What is your favourite thing to spend money on?

My guilty pleasure is buying people food or drinks they have never had and would likely not have known about. I really like buying people their first Negroni or some excellent chocolate when they are feeling down in the dumps. When spending on myself, I really enjoy spending money on some well-researched solution I’ve deemed a good idea. It’s surprisingly hard to do because I find most products are just not needed, so when I can convince myself something is a good idea through and through, I feel very pleased.


How do you invest?

I don’t.

What has been your best investment?

In myself, my travels.

What's been your overall return?


How are you building wealth?


What are your main roadblocks? And how are you addressing them?

Main roadblocks are certainly that my job and all the jobs I’ve done in the past simply don’t pay enough. Living in Sydney was certainly an obstacle which has been overcome, sadly, by just leaving it. But honestly, it is simply that the pay that is available to me is not enough compared to the tax rates and cost of living.

When did you make your first significant behavioural shift towards wealth building?

When I was 17. I decided that family will prove to be one of the most important things in my future both socially, emotionally and financially. A strong sibling relationship would mean trusted friends and a potential source of wealth multiplication as well as an honest soundboard. I started trying harder to have a stronger relationship with my siblings then, and though it has not made a significant difference to my own wealth yet, it is still an invaluable aspect of my life. Not having people to talk to and trust and turn to is hard.
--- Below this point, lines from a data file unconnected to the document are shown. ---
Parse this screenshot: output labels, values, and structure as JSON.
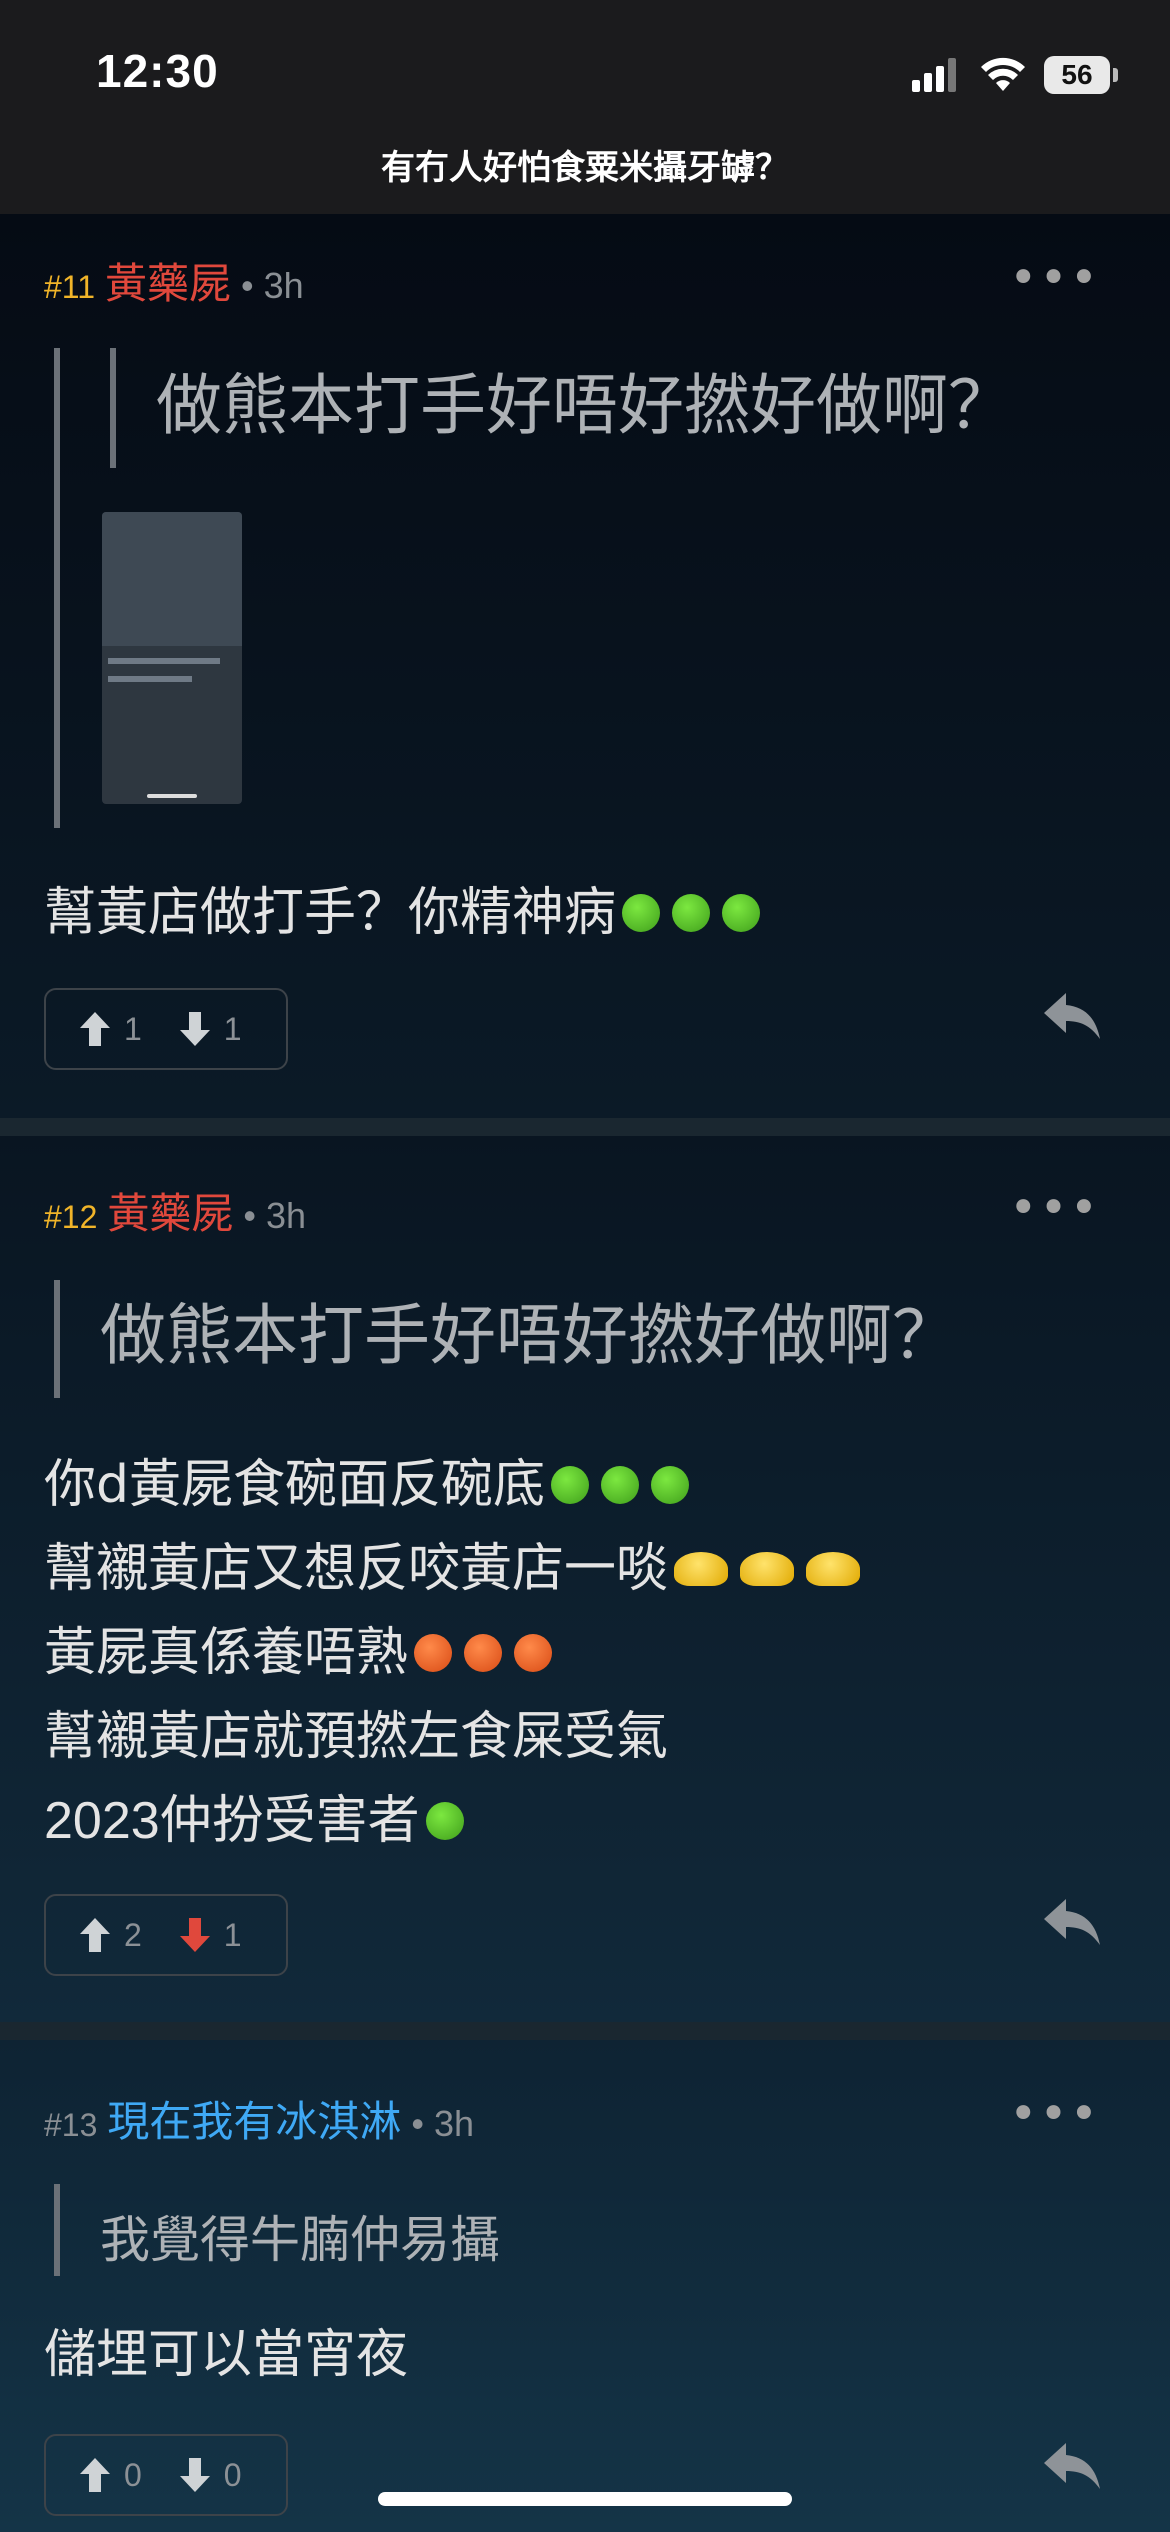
{
  "status_bar": {
    "time": "12:30",
    "battery": "56"
  },
  "header": {
    "title": "有冇人好怕食粟米攝牙罅？"
  },
  "posts": [
    {
      "floor": "#11",
      "author": "黃藥屍",
      "time": "3h",
      "author_color": "#e0483c",
      "floor_color": "#f0b429",
      "quote": "做熊本打手好唔好撚好做啊？",
      "body": [
        "幫黃店做打手？你精神病"
      ],
      "upvotes": "1",
      "downvotes": "1"
    },
    {
      "floor": "#12",
      "author": "黃藥屍",
      "time": "3h",
      "author_color": "#e0483c",
      "floor_color": "#f0b429",
      "quote": "做熊本打手好唔好撚好做啊？",
      "body": [
        "你d黃屍食碗面反碗底",
        "幫襯黃店又想反咬黃店一啖",
        "黃屍真係養唔熟",
        "幫襯黃店就預撚左食屎受氣",
        "2023仲扮受害者"
      ],
      "upvotes": "2",
      "downvotes": "1"
    },
    {
      "floor": "#13",
      "author": "現在我有冰淇淋",
      "time": "3h",
      "author_color": "#3fa9f5",
      "floor_color": "#8a8f94",
      "quote": "我覺得牛腩仲易攝",
      "body": [
        "儲埋可以當宵夜"
      ],
      "upvotes": "0",
      "downvotes": "0"
    }
  ],
  "icons": {
    "more": "more-horizontal-icon",
    "reply": "reply-arrow-icon",
    "up": "thumb-up-arrow-icon",
    "down": "thumb-down-arrow-icon"
  }
}
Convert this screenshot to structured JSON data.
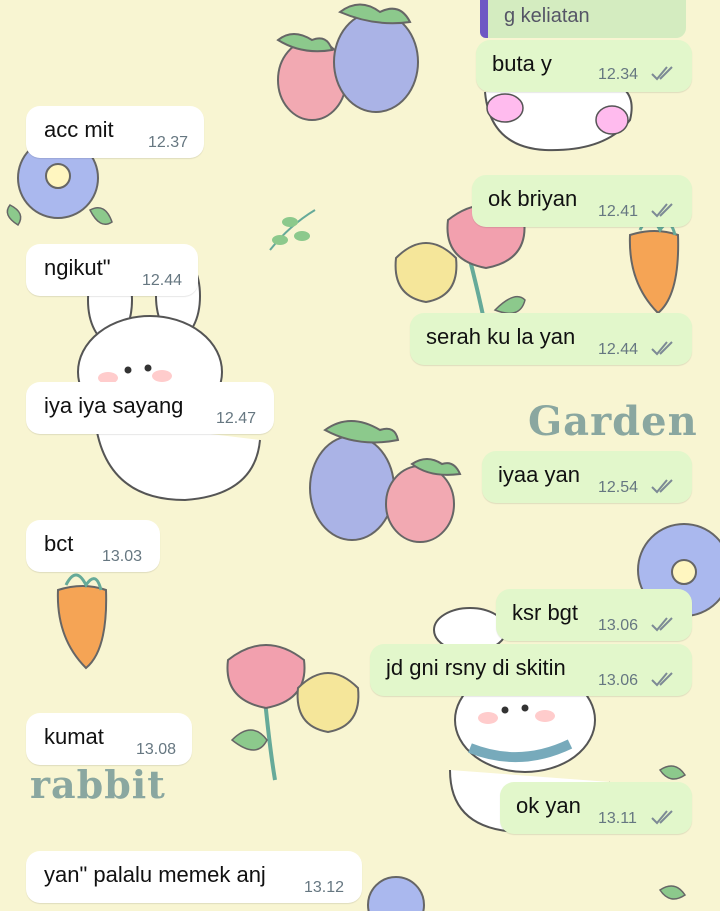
{
  "wallpaper": {
    "word_1": "Garden",
    "word_2": "rabbit",
    "bg_color": "#f8f5d2"
  },
  "quoted_reply": {
    "text": "g keliatan"
  },
  "messages": [
    {
      "dir": "out",
      "text": "buta y",
      "time": "12.34",
      "read": true
    },
    {
      "dir": "in",
      "text": "acc mit",
      "time": "12.37"
    },
    {
      "dir": "out",
      "text": "ok briyan",
      "time": "12.41",
      "read": true
    },
    {
      "dir": "in",
      "text": "ngikut\"",
      "time": "12.44"
    },
    {
      "dir": "out",
      "text": "serah ku la yan",
      "time": "12.44",
      "read": true
    },
    {
      "dir": "in",
      "text": "iya iya sayang",
      "time": "12.47"
    },
    {
      "dir": "out",
      "text": "iyaa yan",
      "time": "12.54",
      "read": true
    },
    {
      "dir": "in",
      "text": "bct",
      "time": "13.03"
    },
    {
      "dir": "out",
      "text": "ksr bgt",
      "time": "13.06",
      "read": true
    },
    {
      "dir": "out",
      "text": "jd gni rsny di skitin",
      "time": "13.06",
      "read": true
    },
    {
      "dir": "in",
      "text": "kumat",
      "time": "13.08"
    },
    {
      "dir": "out",
      "text": "ok yan",
      "time": "13.11",
      "read": true
    },
    {
      "dir": "in",
      "text": "yan\" palalu memek anj",
      "time": "13.12"
    }
  ],
  "colors": {
    "incoming_bubble": "#ffffff",
    "outgoing_bubble": "#e2f7cb",
    "time_text": "#667781",
    "quote_accent": "#6e58c4"
  }
}
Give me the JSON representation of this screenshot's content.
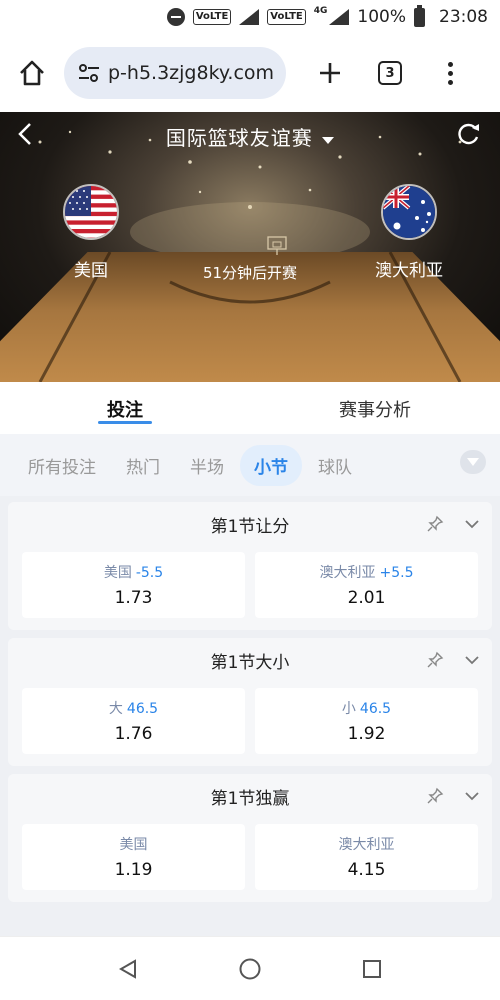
{
  "status_bar": {
    "volte1": "VoLTE",
    "volte2": "VoLTE",
    "network": "4G",
    "battery": "100%",
    "time": "23:08"
  },
  "browser": {
    "url": "p-h5.3zjg8ky.com",
    "tab_count": "3"
  },
  "hero": {
    "title": "国际篮球友谊赛",
    "home_team": "美国",
    "away_team": "澳大利亚",
    "kickoff_text": "51分钟后开赛"
  },
  "main_tabs": [
    {
      "label": "投注",
      "active": true
    },
    {
      "label": "赛事分析",
      "active": false
    }
  ],
  "filters": [
    {
      "label": "所有投注",
      "active": false
    },
    {
      "label": "热门",
      "active": false
    },
    {
      "label": "半场",
      "active": false
    },
    {
      "label": "小节",
      "active": true
    },
    {
      "label": "球队",
      "active": false
    }
  ],
  "markets": [
    {
      "title": "第1节让分",
      "options": [
        {
          "name": "美国",
          "line": "-5.5",
          "odds": "1.73"
        },
        {
          "name": "澳大利亚",
          "line": "+5.5",
          "odds": "2.01"
        }
      ]
    },
    {
      "title": "第1节大小",
      "options": [
        {
          "name": "大",
          "line": "46.5",
          "odds": "1.76"
        },
        {
          "name": "小",
          "line": "46.5",
          "odds": "1.92"
        }
      ]
    },
    {
      "title": "第1节独赢",
      "options": [
        {
          "name": "美国",
          "line": "",
          "odds": "1.19"
        },
        {
          "name": "澳大利亚",
          "line": "",
          "odds": "4.15"
        }
      ]
    }
  ],
  "colors": {
    "accent": "#2a84e8",
    "tab_underline": "#3a8de8",
    "chip_active_bg": "#e2eefc"
  },
  "icons": {
    "home": "home-icon",
    "site_settings": "tune-icon",
    "new_tab": "plus-icon",
    "tabs": "tabs-icon",
    "menu": "more-vert-icon",
    "back": "chevron-left-icon",
    "title_dropdown": "caret-down-icon",
    "refresh": "refresh-icon",
    "pin": "pin-icon",
    "collapse": "chevron-down-icon",
    "nav_back": "triangle-back-icon",
    "nav_home": "circle-home-icon",
    "nav_recents": "square-recents-icon"
  }
}
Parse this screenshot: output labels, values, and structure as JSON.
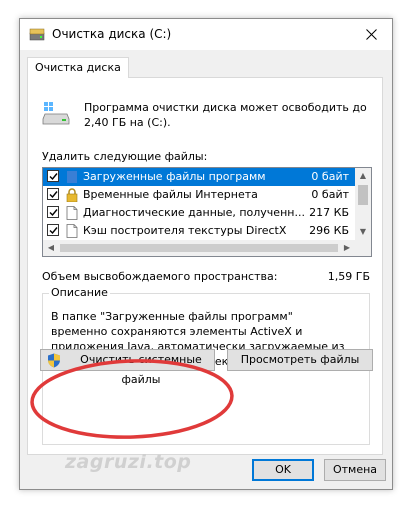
{
  "window": {
    "title": "Очистка диска  (C:)"
  },
  "tab": {
    "label": "Очистка диска"
  },
  "intro": {
    "text": "Программа очистки диска может освободить до 2,40 ГБ на  (C:)."
  },
  "delete_label": "Удалить следующие файлы:",
  "files": [
    {
      "name": "Загруженные файлы программ",
      "size": "0 байт",
      "checked": true,
      "selected": true,
      "icon": "folder-icon"
    },
    {
      "name": "Временные файлы Интернета",
      "size": "0 байт",
      "checked": true,
      "selected": false,
      "icon": "lock-icon"
    },
    {
      "name": "Диагностические данные, полученн...",
      "size": "217 КБ",
      "checked": true,
      "selected": false,
      "icon": "file-icon"
    },
    {
      "name": "Кэш построителя текстуры DirectX",
      "size": "296 КБ",
      "checked": true,
      "selected": false,
      "icon": "file-icon"
    }
  ],
  "space": {
    "label": "Объем высвобождаемого пространства:",
    "value": "1,59 ГБ"
  },
  "description": {
    "legend": "Описание",
    "text": "В папке \"Загруженные файлы программ\" временно сохраняются элементы ActiveX и приложения Java, автоматически загружаемые из Интернета при просмотре некоторых страниц."
  },
  "buttons": {
    "clean_system": "Очистить системные файлы",
    "view_files": "Просмотреть файлы",
    "ok": "OK",
    "cancel": "Отмена"
  },
  "watermark": "zagruzi.top",
  "colors": {
    "selection": "#0078d7",
    "highlight_ellipse": "#e03a3a"
  }
}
If you could start again, what would you do differently? (Advice for younger self)

I would have taken on TAFE courses during high school that would give me access to skills that cost a lot in time and money afterwards. I would also have taken not one gap year but perhaps two or even three, and just worked in every sector I could, before deciding what to study at uni.

What mistakes have you made along the way that others can learn from?

I certainly made the mistake of going to university a little too early. I dedicated half a decade to learning a ton of great and valuable information, but I didn’t come in with much experience in the varied workforces around, and I was unable to entertain the myriad interesting career paths I didn’t know I might enjoy.

Do you have any worries about retirement? If so, how are you planning to address them?

Retirement is currently not even something I can think about. As a contractor, I am not paid super and I don’t earn enough to put any away myself. I find it a tough situation and one I hope changes soon.

How are you learning about building wealth? Is it from family, books, forced to learn as wealth grew, etc.?

It’s been a self-taught work by trying to disassemble an issue and create a brief the way an engineer might. Then reassess the things I thought I knew about my wealth, like making my own independent decisions about health insurance, modes of transport etc.

Do you give to charity? If you do, what percent of time/money do you give?

I do give to charity, though I rarely give to large commercial ones. I will sometimes give to specific causes where I know my dollar will be of a larger help. I hope the percentage I give increases with my income.

Words by
Jessica Sier Right Chevron

Jessica Sier is a financial journalist. Prior to that she led content at Spaceship and was a reporter at the AFR where she discovered that breaking down financial jargon was a public good.

Real money talk: Leo